Carl: I think as practitioners all of us think about why we do this work, and we hope that our impact will be more than the temporal moment of the production. Do you have a sense of the impact of Cornerstone in those communities?
Michael: It feels amazing. You talk to people and you hear stories and they tell you about how they feel impacted by the play, and it’s remarkable. The sense of excitement of people who have seen or experienced the shows, and the eagerness to participate again, speaks to that. I know the people in Lost Hills [a Central Valley community] will talk about how doing that Cornerstone show was a really galvanizing moment towards change in their town, and I can speak to several instances where people will talk about that kind of thing. And I believe it’s true. I also fundamentally believe that participating in a rigorous critical artistic process is intrinsically of deep value, and that process contributes to healthy civic bodies. I believe that in my soul. I look back and I have to believe that Shakespeare had more impact on Western civilization than Queen Elizabeth. I think that’s true. So do I think having those projects in those towns or in those communities has had a deep impact? I do. Can I responsibly point to this part exists because Cornerstone was here? I don’t know. I don’t think there’s an A-to-B relationship, but I think lives are changed, I think people are empowered, I think space is now used in different ways in those communities than it was before, and the potential for space to be used for critical public dialogue and critical art making is real.

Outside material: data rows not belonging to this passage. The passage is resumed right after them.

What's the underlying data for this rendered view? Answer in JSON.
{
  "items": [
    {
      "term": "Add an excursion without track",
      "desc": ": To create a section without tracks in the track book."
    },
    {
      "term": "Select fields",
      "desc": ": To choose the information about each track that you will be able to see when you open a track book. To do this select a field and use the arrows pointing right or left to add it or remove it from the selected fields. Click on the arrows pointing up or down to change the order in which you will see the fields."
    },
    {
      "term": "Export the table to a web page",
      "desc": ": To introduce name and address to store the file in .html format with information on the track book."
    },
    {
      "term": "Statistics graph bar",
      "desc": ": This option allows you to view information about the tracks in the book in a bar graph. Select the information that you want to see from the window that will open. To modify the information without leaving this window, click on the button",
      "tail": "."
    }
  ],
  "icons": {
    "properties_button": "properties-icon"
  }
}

Carl: Can you talk a little about the Institute Summer Residency? I’ve known a lot of artists who have gone through that over the years and it has such an amazing impact on the ecosystem, particularly in the American theatre.
Michael: The Institute is one of my favorite things that Cornerstone does. I’m a strong believer in apprenticeship and learning theatre by doing. I recognize that different people learn things differently, but I love the Institute. As a company, we grow so much from it every year and learn so much about ourselves as practitioners and about our process. We’ve had amazing people from all walks of life participating in the institute as students—I think the age range has been from nineteen-year-olds to people in their sixties. We’ve had a lot of theatre practitioners, but also a lot of teachers, Jesuit priests, social workers, a retired accountant—a wide range of folks. The Institute is not about learning artistic practice in that sense of you’re going to think about a style of performance or a way of entering a performance—it’s really about here are some tools for community, in which to engage community and avenues how to integrate that into an aesthetic process, into a theatre-making process, or a performance-making process. It’s really gratifying to see people in the field making work that is either inspired by or in the vein of Cornerstone’s work, and it’s also gratifying to see people pushing back against it, being like, “I’m doing something totally different and I’m doing that because I don't agree with how you do it,” and making different kind of community engaged work. I think that speaks to impact. A lot of our staff members now and over the years have been Institute students. So there’s also been the impact of bringing fresh perspectives into the company that has really enriched our work and our ecology.